A spreadsheet is all about the data present within the file. So it is a good idea to understand our way through handling it. In this blog post, we will have a look at the various ways of working with the data within Google Sheets.

Key in data within a cell

As we are already aware, a cell is the building block of the entire spreadsheet. All the data that we usually handle is stored in any of these available cells. To start entering data, select a cell, and we should see a blue highlight around it indicating that the cell is active. Now, start typing content (can be numbers or, text). In doing so, we will see the content appear both within the cell as well as the formula bar above the spreadsheet real estate.

Working with data - Illustration 1

The cell will still be in the edit mode, and the changes will be final only when we navigate out of the cell. We do that either using the enter/return key, tab key, or just by clicking away in any other part of the spreadsheet.

Copy & paste data

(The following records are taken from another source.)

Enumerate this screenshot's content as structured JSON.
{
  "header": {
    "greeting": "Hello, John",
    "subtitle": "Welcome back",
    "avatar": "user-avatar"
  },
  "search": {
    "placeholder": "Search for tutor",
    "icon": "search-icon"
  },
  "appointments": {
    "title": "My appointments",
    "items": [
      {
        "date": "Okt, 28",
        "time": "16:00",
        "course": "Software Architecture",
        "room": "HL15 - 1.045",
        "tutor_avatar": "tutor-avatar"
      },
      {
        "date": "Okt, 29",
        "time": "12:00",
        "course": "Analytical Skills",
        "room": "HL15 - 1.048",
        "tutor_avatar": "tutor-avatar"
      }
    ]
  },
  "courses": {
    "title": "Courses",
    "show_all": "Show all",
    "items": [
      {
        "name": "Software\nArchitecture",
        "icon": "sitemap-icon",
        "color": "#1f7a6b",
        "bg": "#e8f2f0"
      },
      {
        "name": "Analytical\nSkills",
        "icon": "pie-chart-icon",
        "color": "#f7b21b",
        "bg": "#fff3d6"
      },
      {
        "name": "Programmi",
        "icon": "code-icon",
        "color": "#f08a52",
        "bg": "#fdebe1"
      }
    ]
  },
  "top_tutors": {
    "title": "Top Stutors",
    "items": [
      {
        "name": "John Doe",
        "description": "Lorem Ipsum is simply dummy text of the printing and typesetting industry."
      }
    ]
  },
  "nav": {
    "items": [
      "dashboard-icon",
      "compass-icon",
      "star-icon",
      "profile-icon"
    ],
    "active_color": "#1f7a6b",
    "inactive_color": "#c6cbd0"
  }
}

The computer’s clipboard is a life saver when it comes to quickly transferring data between or within the files. We can use that to good effect within Google Sheets too. Copy any content from another file (using right-click > Copy, or with the keyboard shortcut Ctrl + C/Cmd + C). Then to paste it on to a cell within select that first, and then paste it (using right-click > Paste, or with the keyboard shortcut Ctrl + V/Cmd+V). The formatting will usually be retained. We can do this within the spreadsheet as well. Copy and paste the contents of a cell onto a different cell, and we will see that both the contents as well as the formatting are retained. Similarly, we can copy the contents of the spreadsheets onto other files. Except the tabular format can’t get carried forward into the applications that don’t support tables.

Cut-paste and drag data

This is very similar to the copy-paste action, except the content is removed from the source and placed at the destination. The keyboard combinations to cut content is Ctrl + X/Cmd + X. Alternatively, here’s an interesting Google Sheets user interface option that mimics the Cut-paste operation – the drag feature. If we need to move the cell(s) to another location within the spreadsheet. Select the cells, and hover the mouse onto the selection to let the cursor change to represent a “hand”. Then click and drag the selection to the place where we need it. For example, in the screenshot below, we are trying to drag the content from the cells A1:A5 to B1:B5.

Working with data - Illustration 2

Auto-fill content

There will be times when we’d like some help, probably in terms of quickly filling off a column with a sequence of numbers or dates. Or with a list of repeated text values, or even similar formulas. The Auto-fill feature can help us through this. And it is very simple to use. For instance, if we need a list of increasing times, spaced with equal intervals. That’s too time-consuming to do it manually. So, to get a whole list of them, just key in the first two cells. Select both cells, hover the mouse to the bottom left corner of the selection. We’ll see the cursor turn to a ‘+‘ symbol. We then click and drag the cursor further down to populate as many values as we need. In the snapshot below, we tried to populate the times until the cell A8. Once we let go of the mouse, the cells will show the incremental times automatically.

Working with data - Illustration 3

Auto-fit and wrap content

Sometimes there will be content that is beyond the width and/or height of the cells. There are two simple solutions to this. Either we expand the width of the column or height of the row. To expand a column, hover the mouse onto the intersection of the columns on the top, then we’ll notice the cursor changed to a symbol like this: <-||->. Once that happens, just click and drag the column to adjust the width. Instead, a quicker way is to just double-click once the cursor changes to that symbol. The column auto fits the entire column content to the maximum width of any cells within that column.

If we do not want to extend the width, but adjust the row height automatically, then we can go with Text wrap option. When we click on this option, Google Sheets will appropriately expand the row height to fit the cell content.

Working with data - Illustration 4


There are two types of content in Google Sheets – text and numbers (including dates and times). Unless we explicitly change the content alignment, the text values are will always appear left-aligned. And the numbers appear always right aligned. This is one of the ways to identify the number 1000 from the text “1000”.

Working with data - Illustration 5

Let us know if you have any remarks or questions by commenting down below!